In a sinking submarine, sinking, sinking, sinking to the void like das boot, slow and indefinite, with quiet desperate visions of surface trying to push their way in front of day-plain fateful circumstance so we held our breath in a shared act of instinct of the sort that only later gets inflated to solidarity if you make it through.
The reef up there, we thought, sweating, panting, wishing, a consentient mass of unseen presence known, a freedom firm and clear and out of sight, but clenched in mind. And down where we were? Only some deep underwater landside, the underneath and below into which the world couldn’t peer, rocky and oblique in the sloshing, living murk, only that and the hull’s creak for survival, so we closed our eyes wide and held on.
Late had turned to early and I couldn’t find my car. I’d just peeled myself off of the sinking situation with a girl in it, but I knew back home she’d know, knew everyone did, and knew I’d run out of stories, looking for clues for where I’d go in the secrets of how I’d gotten myself there in the first place.
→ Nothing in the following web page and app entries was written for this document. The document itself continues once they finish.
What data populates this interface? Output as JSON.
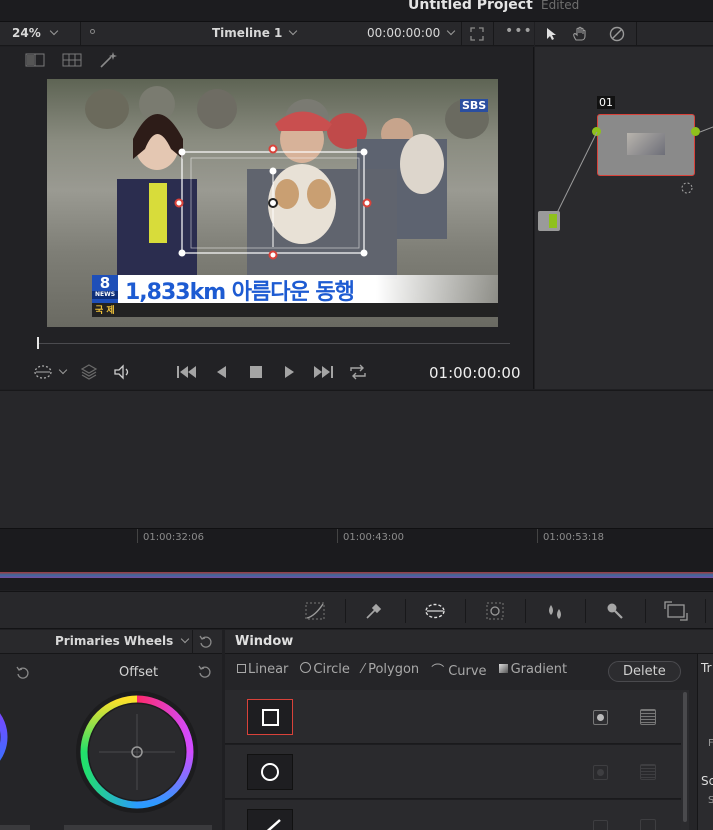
{
  "project": {
    "title": "Untitled Project",
    "status": "Edited"
  },
  "viewer": {
    "zoom": "24%",
    "timeline_name": "Timeline 1",
    "header_timecode": "00:00:00:00",
    "playback_timecode": "01:00:00:00",
    "caption_headline": "1,833km 아름다운 동행",
    "caption_tag": "국 제",
    "caption_logo": "8",
    "caption_logo_sub": "NEWS",
    "broadcaster_mark": "SBS"
  },
  "nodes": {
    "node_label": "01"
  },
  "timeline": {
    "ruler_labels": [
      "01:00:32:06",
      "01:00:43:00",
      "01:00:53:18"
    ]
  },
  "primaries": {
    "mode": "Primaries Wheels",
    "wheel_label": "Offset"
  },
  "window": {
    "title": "Window",
    "tools": [
      "Linear",
      "Circle",
      "Polygon",
      "Curve",
      "Gradient"
    ],
    "delete_label": "Delete",
    "side_labels": [
      "Tr",
      "F",
      "Sc",
      "S"
    ]
  },
  "colors": {
    "accent_red": "#d9423a",
    "node_green": "#8fc11c",
    "bg": "#1f1f22"
  }
}
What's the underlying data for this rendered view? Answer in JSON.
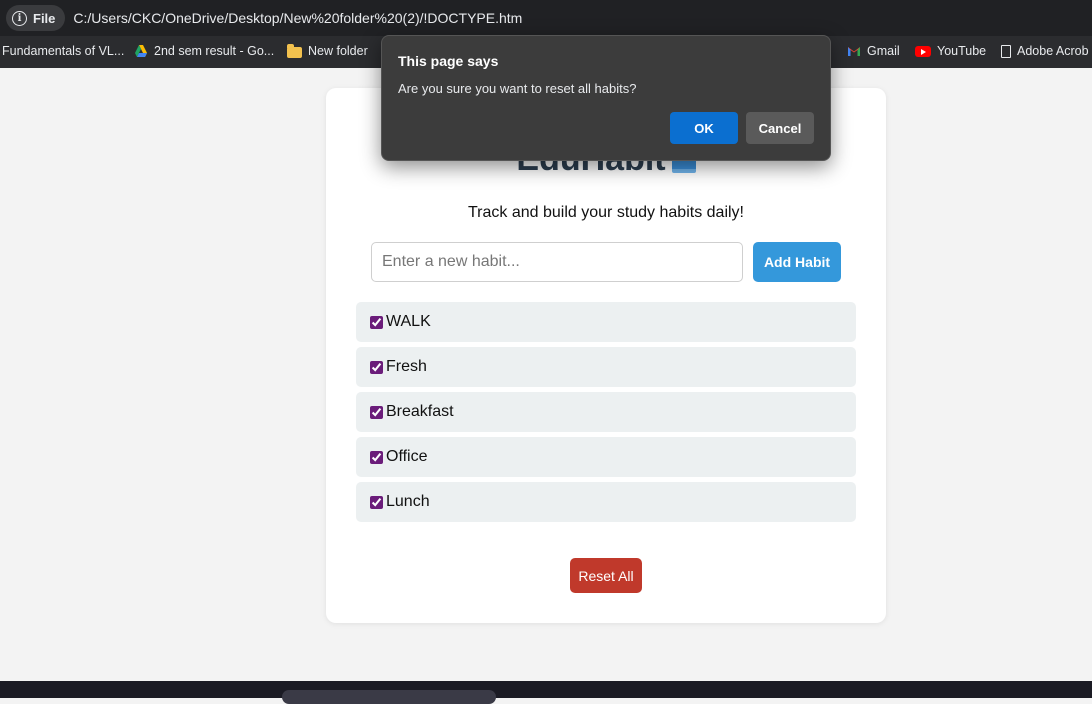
{
  "browser": {
    "site_info_label": "File",
    "url": "C:/Users/CKC/OneDrive/Desktop/New%20folder%20(2)/!DOCTYPE.htm"
  },
  "bookmarks": [
    {
      "label": "Fundamentals of VL...",
      "icon": "none"
    },
    {
      "label": "2nd sem result - Go...",
      "icon": "google-drive-icon"
    },
    {
      "label": "New folder",
      "icon": "folder-icon"
    },
    {
      "label": "Gmail",
      "icon": "gmail-icon"
    },
    {
      "label": "YouTube",
      "icon": "youtube-icon"
    },
    {
      "label": "Adobe Acrob",
      "icon": "document-icon"
    }
  ],
  "app": {
    "title": "EduHabit",
    "subtitle": "Track and build your study habits daily!",
    "input_placeholder": "Enter a new habit...",
    "add_button": "Add Habit",
    "habits": [
      {
        "label": "WALK",
        "checked": true
      },
      {
        "label": "Fresh",
        "checked": true
      },
      {
        "label": "Breakfast",
        "checked": true
      },
      {
        "label": "Office",
        "checked": true
      },
      {
        "label": "Lunch",
        "checked": true
      }
    ],
    "reset_button": "Reset All"
  },
  "dialog": {
    "title": "This page says",
    "message": "Are you sure you want to reset all habits?",
    "ok_label": "OK",
    "cancel_label": "Cancel"
  },
  "colors": {
    "primary": "#3498db",
    "danger": "#c0392b",
    "title": "#2c3e50",
    "dialog_ok": "#0b6fd0"
  }
}
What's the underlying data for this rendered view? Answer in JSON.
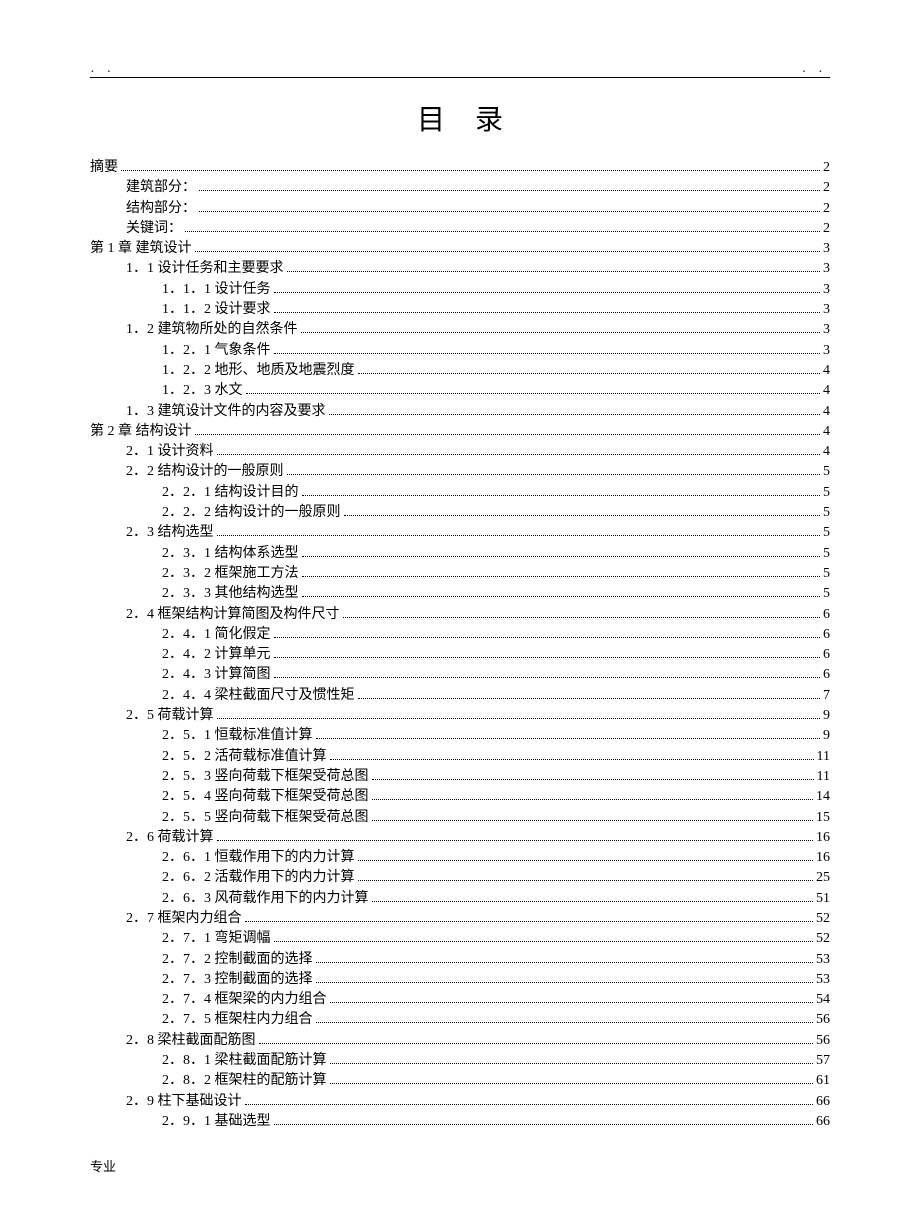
{
  "header": {
    "left": "．        ．",
    "right": "．            ．"
  },
  "title": "目录",
  "toc": [
    {
      "label": "摘要",
      "page": "2",
      "indent": 0
    },
    {
      "label": "建筑部分：",
      "page": "2",
      "indent": 1
    },
    {
      "label": "结构部分：",
      "page": "2",
      "indent": 1
    },
    {
      "label": "关键词：",
      "page": "2",
      "indent": 1
    },
    {
      "label": "第 1 章   建筑设计",
      "page": "3",
      "indent": 0
    },
    {
      "label": "1．1  设计任务和主要要求",
      "page": "3",
      "indent": 1
    },
    {
      "label": "1．1．1  设计任务",
      "page": "3",
      "indent": 2
    },
    {
      "label": "1．1．2  设计要求",
      "page": "3",
      "indent": 2
    },
    {
      "label": "1．2  建筑物所处的自然条件",
      "page": "3",
      "indent": 1
    },
    {
      "label": "1．2．1  气象条件",
      "page": "3",
      "indent": 2
    },
    {
      "label": "1．2．2  地形、地质及地震烈度",
      "page": "4",
      "indent": 2
    },
    {
      "label": "1．2．3  水文",
      "page": "4",
      "indent": 2
    },
    {
      "label": "1．3  建筑设计文件的内容及要求",
      "page": "4",
      "indent": 1
    },
    {
      "label": "第 2 章   结构设计",
      "page": "4",
      "indent": 0
    },
    {
      "label": "2．1  设计资料",
      "page": "4",
      "indent": 1
    },
    {
      "label": "2．2  结构设计的一般原则",
      "page": "5",
      "indent": 1
    },
    {
      "label": "2．2．1  结构设计目的",
      "page": "5",
      "indent": 2
    },
    {
      "label": "2．2．2  结构设计的一般原则",
      "page": "5",
      "indent": 2
    },
    {
      "label": "2．3  结构选型",
      "page": "5",
      "indent": 1
    },
    {
      "label": "2．3．1  结构体系选型",
      "page": "5",
      "indent": 2
    },
    {
      "label": "2．3．2  框架施工方法",
      "page": "5",
      "indent": 2
    },
    {
      "label": "2．3．3  其他结构选型",
      "page": "5",
      "indent": 2
    },
    {
      "label": "2．4  框架结构计算简图及构件尺寸",
      "page": "6",
      "indent": 1
    },
    {
      "label": "2．4．1  简化假定",
      "page": "6",
      "indent": 2
    },
    {
      "label": "2．4．2  计算单元",
      "page": "6",
      "indent": 2
    },
    {
      "label": "2．4．3  计算简图",
      "page": "6",
      "indent": 2
    },
    {
      "label": "2．4．4  梁柱截面尺寸及惯性矩",
      "page": "7",
      "indent": 2
    },
    {
      "label": "2．5  荷载计算",
      "page": "9",
      "indent": 1
    },
    {
      "label": "2．5．1  恒载标准值计算",
      "page": "9",
      "indent": 2
    },
    {
      "label": "2．5．2  活荷载标准值计算",
      "page": "11",
      "indent": 2
    },
    {
      "label": "2．5．3  竖向荷载下框架受荷总图",
      "page": "11",
      "indent": 2
    },
    {
      "label": "2．5．4  竖向荷载下框架受荷总图",
      "page": "14",
      "indent": 2
    },
    {
      "label": "2．5．5  竖向荷载下框架受荷总图",
      "page": "15",
      "indent": 2
    },
    {
      "label": "2．6  荷载计算",
      "page": "16",
      "indent": 1
    },
    {
      "label": "2．6．1  恒载作用下的内力计算",
      "page": "16",
      "indent": 2
    },
    {
      "label": "2．6．2  活载作用下的内力计算",
      "page": "25",
      "indent": 2
    },
    {
      "label": "2．6．3  风荷载作用下的内力计算",
      "page": "51",
      "indent": 2
    },
    {
      "label": "2．7  框架内力组合",
      "page": "52",
      "indent": 1
    },
    {
      "label": "2．7．1  弯矩调幅",
      "page": "52",
      "indent": 2
    },
    {
      "label": "2．7．2  控制截面的选择",
      "page": "53",
      "indent": 2
    },
    {
      "label": "2．7．3  控制截面的选择",
      "page": "53",
      "indent": 2
    },
    {
      "label": "2．7．4  框架梁的内力组合",
      "page": "54",
      "indent": 2
    },
    {
      "label": "2．7．5   框架柱内力组合",
      "page": "56",
      "indent": 2
    },
    {
      "label": "2．8  梁柱截面配筋图",
      "page": "56",
      "indent": 1
    },
    {
      "label": "2．8．1   梁柱截面配筋计算",
      "page": "57",
      "indent": 2
    },
    {
      "label": "2．8．2   框架柱的配筋计算",
      "page": "61",
      "indent": 2
    },
    {
      "label": "2．9  柱下基础设计",
      "page": "66",
      "indent": 1
    },
    {
      "label": "2．9．1   基础选型",
      "page": "66",
      "indent": 2
    }
  ],
  "footer": "专业"
}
In truth, the submarine had been a room of a rectangle apartment on the fourth floor of a brickstone, up by branches and leaves sprouting from the grand old dark trunks lining the quiet street below and she’d been taken by my self-conscious pedantry and moody banter. Oh, the feeling type, the wayward soul, the unseen seer with his eyes aflame, troubled and boyish.
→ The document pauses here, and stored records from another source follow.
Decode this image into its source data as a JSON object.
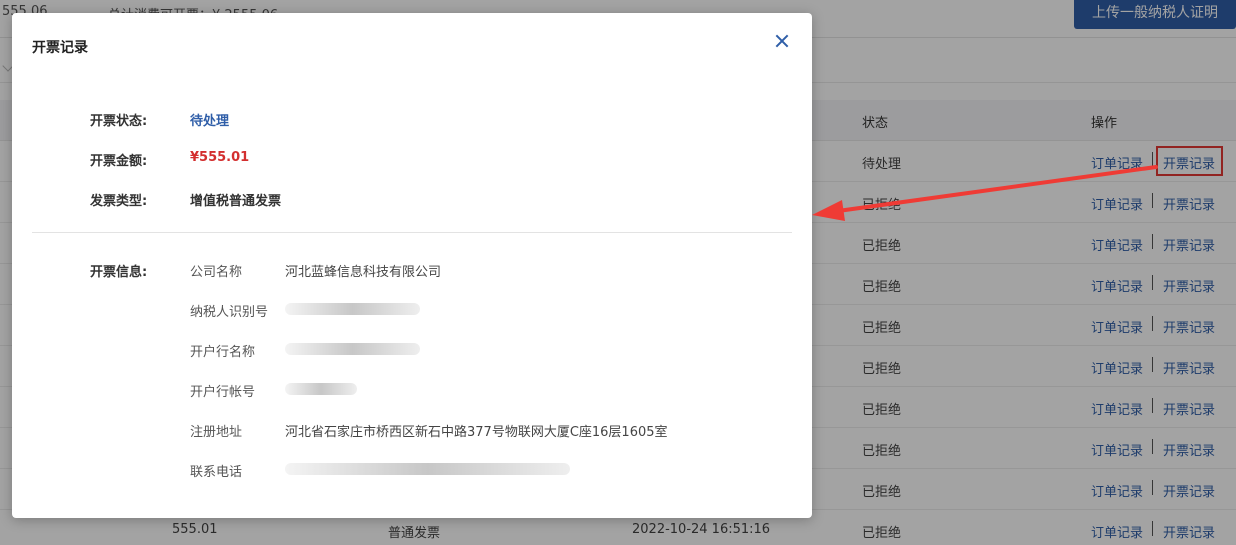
{
  "topbar": {
    "left_value": "555.06",
    "mid_text": "总计消费可开票：¥ 2555.06",
    "upload_button": "上传一般纳税人证明"
  },
  "table": {
    "headers": {
      "status": "状态",
      "ops": "操作"
    },
    "op_order": "订单记录",
    "op_invoice": "开票记录",
    "rows": [
      {
        "status": "待处理"
      },
      {
        "status": "已拒绝"
      },
      {
        "status": "已拒绝"
      },
      {
        "status": "已拒绝"
      },
      {
        "status": "已拒绝"
      },
      {
        "status": "已拒绝"
      },
      {
        "status": "已拒绝"
      },
      {
        "status": "已拒绝"
      },
      {
        "status": "已拒绝"
      },
      {
        "status": "已拒绝",
        "amount": "555.01",
        "type": "普通发票",
        "time": "2022-10-24 16:51:16"
      }
    ]
  },
  "modal": {
    "title": "开票记录",
    "status_label": "开票状态:",
    "status_value": "待处理",
    "amount_label": "开票金额:",
    "amount_value": "¥555.01",
    "type_label": "发票类型:",
    "type_value": "增值税普通发票",
    "info_label": "开票信息:",
    "info": {
      "company_key": "公司名称",
      "company_value": "河北蓝蜂信息科技有限公司",
      "taxid_key": "纳税人识别号",
      "bank_key": "开户行名称",
      "account_key": "开户行帐号",
      "address_key": "注册地址",
      "address_value": "河北省石家庄市桥西区新石中路377号物联网大厦C座16层1605室",
      "phone_key": "联系电话"
    }
  },
  "colors": {
    "accent": "#2f5ea8",
    "danger": "#d32f2f",
    "highlight": "#e53935"
  }
}
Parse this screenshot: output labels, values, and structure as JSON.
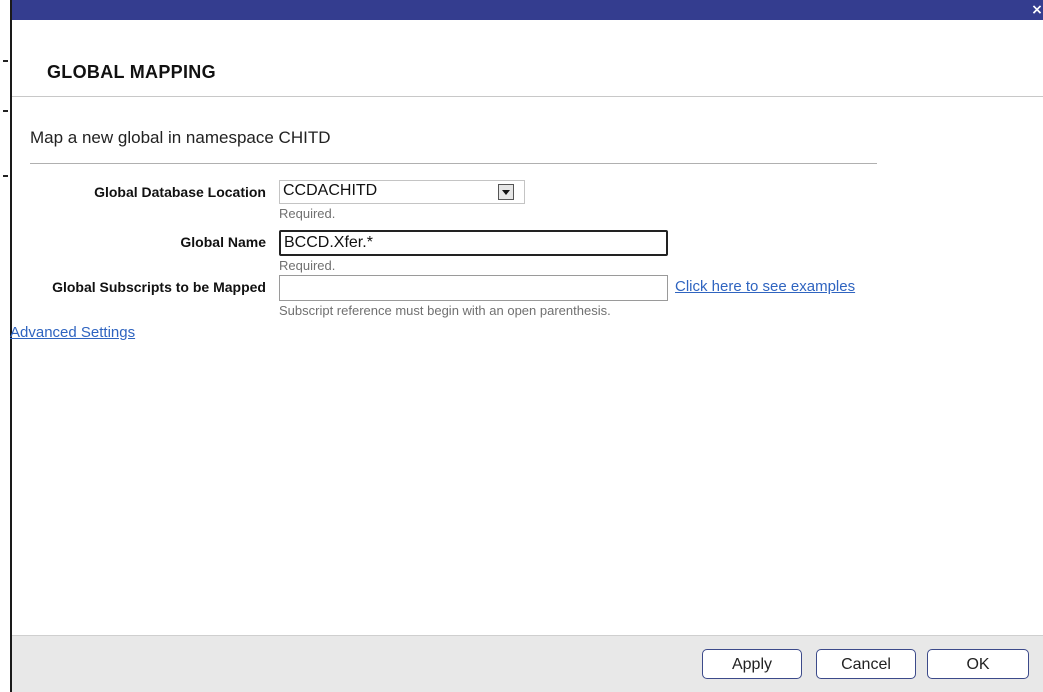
{
  "window": {
    "close_glyph": "×",
    "close_icon": "close-icon"
  },
  "header": {
    "title": "GLOBAL MAPPING"
  },
  "form": {
    "subtitle": "Map a new global in namespace CHITD",
    "database_location": {
      "label": "Global Database Location",
      "selected": "CCDACHITD",
      "hint": "Required."
    },
    "global_name": {
      "label": "Global Name",
      "value": "BCCD.Xfer.*",
      "hint": "Required."
    },
    "subscripts": {
      "label": "Global Subscripts to be Mapped",
      "value": "",
      "link": "Click here to see examples",
      "hint": "Subscript reference must begin with an open parenthesis."
    },
    "advanced_link": "Advanced Settings"
  },
  "footer": {
    "apply": "Apply",
    "cancel": "Cancel",
    "ok": "OK"
  },
  "colors": {
    "titlebar": "#343d8f",
    "link": "#2f64c0",
    "button_border": "#3c4a8a"
  }
}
Morning drew in around us without a sound and steadily turned up the dimmer, up and up and up, slow and even, and when those branches and leaves began to take on their day-color I felt the adrenaline shining bright on what we’d done, on who we were, on the nature to which I’d submitted, etcetera, etcetera, and so on, so gone and afraid of what that made me and sensing what she’d been all along—just a person, like me, fighting and fleeing.
I’d dawdled there against my better judgment, though, sinking, pretending the darkness would only get deeper and soon nothing would show, not a trace of us, not even a bubble to rise and break, looking at that moon-faced clock on her sad wall and thinking of Vonnegut’s Russian POWs instead of what the continued, unaddressed passage of time meant in the simple scheme of the moment, forming inarticulable excuses in a stupor of lazy mental mumbles as the hull’s creaks turned to groans under beautiful, terrible inevitability and the last shards of daydreams of glorious-meadowed authenticity, as if those daydreams had never been daydreamed before, only by we.
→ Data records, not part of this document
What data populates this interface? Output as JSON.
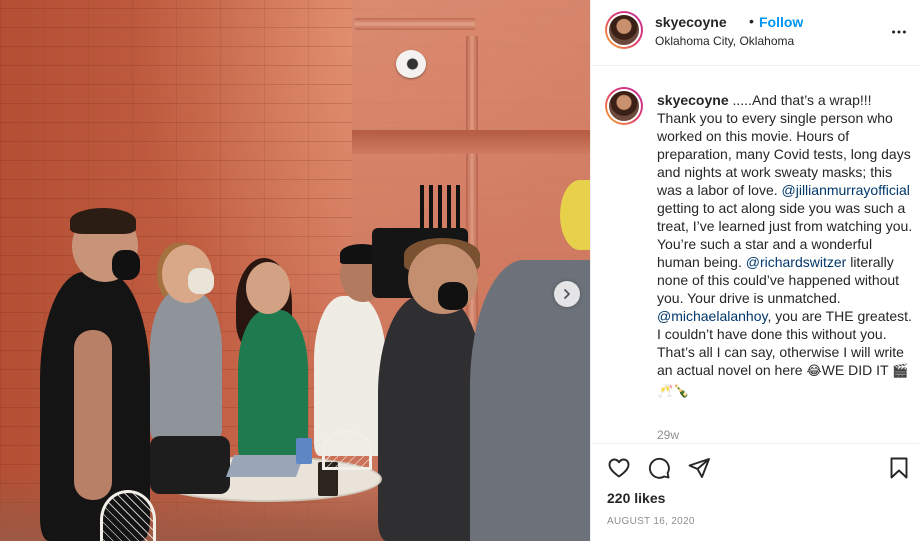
{
  "post": {
    "username": "skyecoyne",
    "follow_separator": "•",
    "follow_label": "Follow",
    "location": "Oklahoma City, Oklahoma",
    "more_icon": "more-horizontal-icon"
  },
  "caption": {
    "username": "skyecoyne",
    "seg1": ".....And that’s a wrap!!! Thank you to every single person who worked on this movie. Hours of preparation, many Covid tests, long days and nights at work sweaty masks; this was a labor of love. ",
    "mention1": "@jillianmurrayofficial",
    "seg2": " getting to act along side you was such a treat, I’ve learned just from watching you. You’re such a star and a wonderful human being. ",
    "mention2": "@richardswitzer",
    "seg3": " literally none of this could’ve happened without you. Your drive is unmatched. ",
    "mention3": "@michaelalanhoy",
    "seg4": ", you are THE greatest. I couldn’t have done this without you. That’s all I can say, otherwise I will write an actual novel on here ",
    "emoji1": "😂",
    "seg5": "WE DID IT ",
    "emoji2": "🎬🥂🍾",
    "age": "29w"
  },
  "actions": {
    "icons": [
      "heart-icon",
      "comment-icon",
      "share-icon",
      "bookmark-icon"
    ],
    "likes": "220 likes",
    "date": "AUGUST 16, 2020"
  },
  "media": {
    "next_icon": "chevron-right-icon"
  },
  "colors": {
    "link_blue": "#0095f6",
    "mention": "#00376b",
    "muted": "#8e8e8e",
    "text": "#262626"
  }
}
I could still feel her eyes on me in the preceding hours’ dimness as I footed it down the sidewalk heading what felt like west, could still see my Gerda Taro, angel of the small death, sitting there in that bed at one end of the rectangle in the deep dark night depths with white sheets pulled up to her chin and only hints of shoulders exposed, eyes like two eels peering out and a mouth aching to speak comforts in which she could not bring herself to believe. And so down and down, deeper and deeper, darker and darker we’d gone, merging two into a secret oneness with a warm blanket pseudonym of a mystifying ideal in which to wrap ourselves till I finally blew the hatch and lurched back out into the open with a remarkable lack of ceremony.
My feet were heavy on the implacable concrete, eyes scanning and glancing, head on a swivel spinning with the waking day and still-fresh scenes of night, not a soul for miles, it seemed, and a solid line of cars down my side of the street, a street that ran perpendicular to hers with the brickstone forming an upside down T on any map I might’ve had and I knew that wasn’t the proper word for it—brickstone—and lingered some more, slowing, overlooking the blatancy, losing track, stalling for answers I could only taste as questions, anything to distract, anything abstract.
What if I were less gentle? Do you want me to be gentle, less? Tell me to be less gentle. Tell me to be anything, more or less, anything you desire. Tell me to be
and I will.